Goal of the exercise
Write out the listing below word for word.

Materials provided
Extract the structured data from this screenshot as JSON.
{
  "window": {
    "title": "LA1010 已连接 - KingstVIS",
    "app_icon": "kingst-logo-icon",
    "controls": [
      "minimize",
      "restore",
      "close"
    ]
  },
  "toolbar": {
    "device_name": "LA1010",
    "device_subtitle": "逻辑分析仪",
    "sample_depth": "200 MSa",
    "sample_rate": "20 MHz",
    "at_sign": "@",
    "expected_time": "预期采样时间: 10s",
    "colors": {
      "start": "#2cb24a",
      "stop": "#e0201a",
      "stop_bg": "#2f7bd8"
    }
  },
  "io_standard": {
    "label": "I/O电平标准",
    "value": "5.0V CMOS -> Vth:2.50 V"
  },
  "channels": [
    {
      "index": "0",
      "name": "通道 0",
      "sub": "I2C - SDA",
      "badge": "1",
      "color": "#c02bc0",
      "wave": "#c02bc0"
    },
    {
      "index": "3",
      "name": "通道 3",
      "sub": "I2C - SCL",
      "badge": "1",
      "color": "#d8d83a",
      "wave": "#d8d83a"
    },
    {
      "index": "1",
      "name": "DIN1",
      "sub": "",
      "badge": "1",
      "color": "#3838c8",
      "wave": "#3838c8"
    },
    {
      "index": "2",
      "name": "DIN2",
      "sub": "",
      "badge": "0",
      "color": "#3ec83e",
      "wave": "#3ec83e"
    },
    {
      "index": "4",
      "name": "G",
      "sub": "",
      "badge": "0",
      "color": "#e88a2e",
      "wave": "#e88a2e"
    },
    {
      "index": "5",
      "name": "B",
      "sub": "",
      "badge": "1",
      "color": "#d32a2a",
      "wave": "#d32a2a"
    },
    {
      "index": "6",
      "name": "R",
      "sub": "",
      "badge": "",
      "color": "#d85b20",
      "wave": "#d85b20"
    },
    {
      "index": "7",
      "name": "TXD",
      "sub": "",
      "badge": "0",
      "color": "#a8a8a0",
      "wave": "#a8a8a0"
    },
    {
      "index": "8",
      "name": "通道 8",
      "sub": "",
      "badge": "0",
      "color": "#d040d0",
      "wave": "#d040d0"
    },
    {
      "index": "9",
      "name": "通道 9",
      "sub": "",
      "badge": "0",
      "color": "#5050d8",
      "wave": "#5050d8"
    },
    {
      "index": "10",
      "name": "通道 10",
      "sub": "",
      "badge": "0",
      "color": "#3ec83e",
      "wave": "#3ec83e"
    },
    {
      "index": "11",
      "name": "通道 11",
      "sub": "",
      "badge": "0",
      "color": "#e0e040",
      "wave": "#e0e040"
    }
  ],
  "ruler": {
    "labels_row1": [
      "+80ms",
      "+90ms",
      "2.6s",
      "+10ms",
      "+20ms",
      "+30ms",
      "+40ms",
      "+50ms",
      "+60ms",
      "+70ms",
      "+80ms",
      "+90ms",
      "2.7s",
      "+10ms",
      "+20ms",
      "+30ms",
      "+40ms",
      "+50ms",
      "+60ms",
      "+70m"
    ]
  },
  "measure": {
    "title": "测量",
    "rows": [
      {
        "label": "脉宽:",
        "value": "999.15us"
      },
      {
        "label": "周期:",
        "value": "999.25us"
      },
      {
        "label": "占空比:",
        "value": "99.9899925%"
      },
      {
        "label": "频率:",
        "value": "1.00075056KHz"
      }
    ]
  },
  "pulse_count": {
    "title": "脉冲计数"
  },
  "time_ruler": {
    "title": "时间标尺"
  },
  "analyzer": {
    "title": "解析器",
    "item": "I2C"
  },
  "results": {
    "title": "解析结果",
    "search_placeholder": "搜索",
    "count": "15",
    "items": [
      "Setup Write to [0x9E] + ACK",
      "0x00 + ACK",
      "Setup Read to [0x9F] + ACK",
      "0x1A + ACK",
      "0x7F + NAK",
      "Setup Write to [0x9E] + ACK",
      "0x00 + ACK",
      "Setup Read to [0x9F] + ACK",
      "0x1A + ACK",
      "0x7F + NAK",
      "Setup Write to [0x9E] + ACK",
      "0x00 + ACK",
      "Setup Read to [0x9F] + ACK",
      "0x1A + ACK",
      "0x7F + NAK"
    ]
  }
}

Written answer
Extract the structured data from this screenshot as JSON.
{
  "window": {
    "title": "LA1010 已连接 - KingstVIS",
    "app_icon": "kingst-logo-icon",
    "controls": [
      "minimize",
      "restore",
      "close"
    ]
  },
  "toolbar": {
    "device_name": "LA1010",
    "device_subtitle": "逻辑分析仪",
    "sample_depth": "200 MSa",
    "sample_rate": "20 MHz",
    "at_sign": "@",
    "expected_time": "预期采样时间: 10s",
    "colors": {
      "start": "#2cb24a",
      "stop": "#e0201a",
      "stop_bg": "#2f7bd8"
    }
  },
  "io_standard": {
    "label": "I/O电平标准",
    "value": "5.0V CMOS -> Vth:2.50 V"
  },
  "channels": [
    {
      "index": "0",
      "name": "通道 0",
      "sub": "I2C - SDA",
      "badge": "1",
      "color": "#c02bc0",
      "wave": "#c02bc0"
    },
    {
      "index": "3",
      "name": "通道 3",
      "sub": "I2C - SCL",
      "badge": "1",
      "color": "#d8d83a",
      "wave": "#d8d83a"
    },
    {
      "index": "1",
      "name": "DIN1",
      "sub": "",
      "badge": "1",
      "color": "#3838c8",
      "wave": "#3838c8"
    },
    {
      "index": "2",
      "name": "DIN2",
      "sub": "",
      "badge": "0",
      "color": "#3ec83e",
      "wave": "#3ec83e"
    },
    {
      "index": "4",
      "name": "G",
      "sub": "",
      "badge": "0",
      "color": "#e88a2e",
      "wave": "#e88a2e"
    },
    {
      "index": "5",
      "name": "B",
      "sub": "",
      "badge": "1",
      "color": "#d32a2a",
      "wave": "#d32a2a"
    },
    {
      "index": "6",
      "name": "R",
      "sub": "",
      "badge": "",
      "color": "#d85b20",
      "wave": "#d85b20"
    },
    {
      "index": "7",
      "name": "TXD",
      "sub": "",
      "badge": "0",
      "color": "#a8a8a0",
      "wave": "#a8a8a0"
    },
    {
      "index": "8",
      "name": "通道 8",
      "sub": "",
      "badge": "0",
      "color": "#d040d0",
      "wave": "#d040d0"
    },
    {
      "index": "9",
      "name": "通道 9",
      "sub": "",
      "badge": "0",
      "color": "#5050d8",
      "wave": "#5050d8"
    },
    {
      "index": "10",
      "name": "通道 10",
      "sub": "",
      "badge": "0",
      "color": "#3ec83e",
      "wave": "#3ec83e"
    },
    {
      "index": "11",
      "name": "通道 11",
      "sub": "",
      "badge": "0",
      "color": "#e0e040",
      "wave": "#e0e040"
    }
  ],
  "ruler": {
    "labels_row1": [
      "+80ms",
      "+90ms",
      "2.6s",
      "+10ms",
      "+20ms",
      "+30ms",
      "+40ms",
      "+50ms",
      "+60ms",
      "+70ms",
      "+80ms",
      "+90ms",
      "2.7s",
      "+10ms",
      "+20ms",
      "+30ms",
      "+40ms",
      "+50ms",
      "+60ms",
      "+70m"
    ]
  },
  "measure": {
    "title": "测量",
    "rows": [
      {
        "label": "脉宽:",
        "value": "999.15us"
      },
      {
        "label": "周期:",
        "value": "999.25us"
      },
      {
        "label": "占空比:",
        "value": "99.9899925%"
      },
      {
        "label": "频率:",
        "value": "1.00075056KHz"
      }
    ]
  },
  "pulse_count": {
    "title": "脉冲计数"
  },
  "time_ruler": {
    "title": "时间标尺"
  },
  "analyzer": {
    "title": "解析器",
    "item": "I2C"
  },
  "results": {
    "title": "解析结果",
    "search_placeholder": "搜索",
    "count": "15",
    "items": [
      "Setup Write to [0x9E] + ACK",
      "0x00 + ACK",
      "Setup Read to [0x9F] + ACK",
      "0x1A + ACK",
      "0x7F + NAK",
      "Setup Write to [0x9E] + ACK",
      "0x00 + ACK",
      "Setup Read to [0x9F] + ACK",
      "0x1A + ACK",
      "0x7F + NAK",
      "Setup Write to [0x9E] + ACK",
      "0x00 + ACK",
      "Setup Read to [0x9F] + ACK",
      "0x1A + ACK",
      "0x7F + NAK"
    ]
  }
}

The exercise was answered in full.